  • Adolescents who have spent time in foster care have been shown to have elevated rates of early childbirth, yet findings regarding the impact of placement type and reason and number of transitions between placements have been inconsistent. To better understand the circumstances of their time in care, Bryn King et al. conducted a latent class analysis using data from linked California birth and child welfare service records of 18,090 women who had been in foster care and may have delivered their first child between 1999 and 2010, before turning 20 (page 229). The authors identified four classes of foster youth based on age at most recent entry into care, length of this stay and placement instability. The probability of early childbirth ranged from 15% to 31% for the Earlier Entry/Low Instability and Later Entry/High Instability classes, respectively.
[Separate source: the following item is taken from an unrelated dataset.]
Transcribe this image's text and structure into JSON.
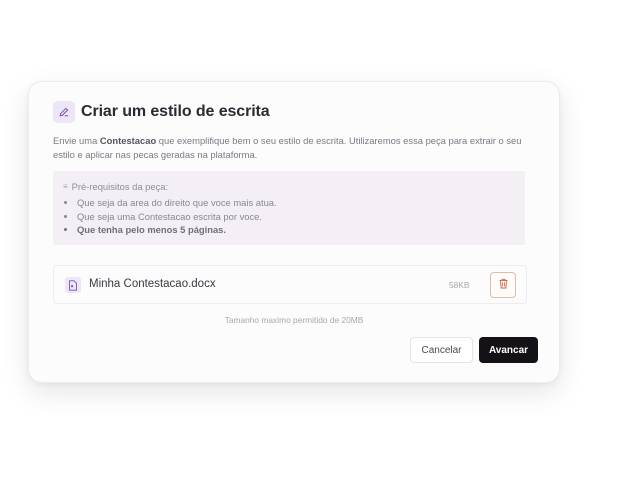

The two conditions associated with an elevated likelihood of early childbirth were entering foster care in middle to late adolescence and placement instability, and child welfare agencies can use this knowledge to address the sexual and reproductive health care needs of foster youth.

The Editors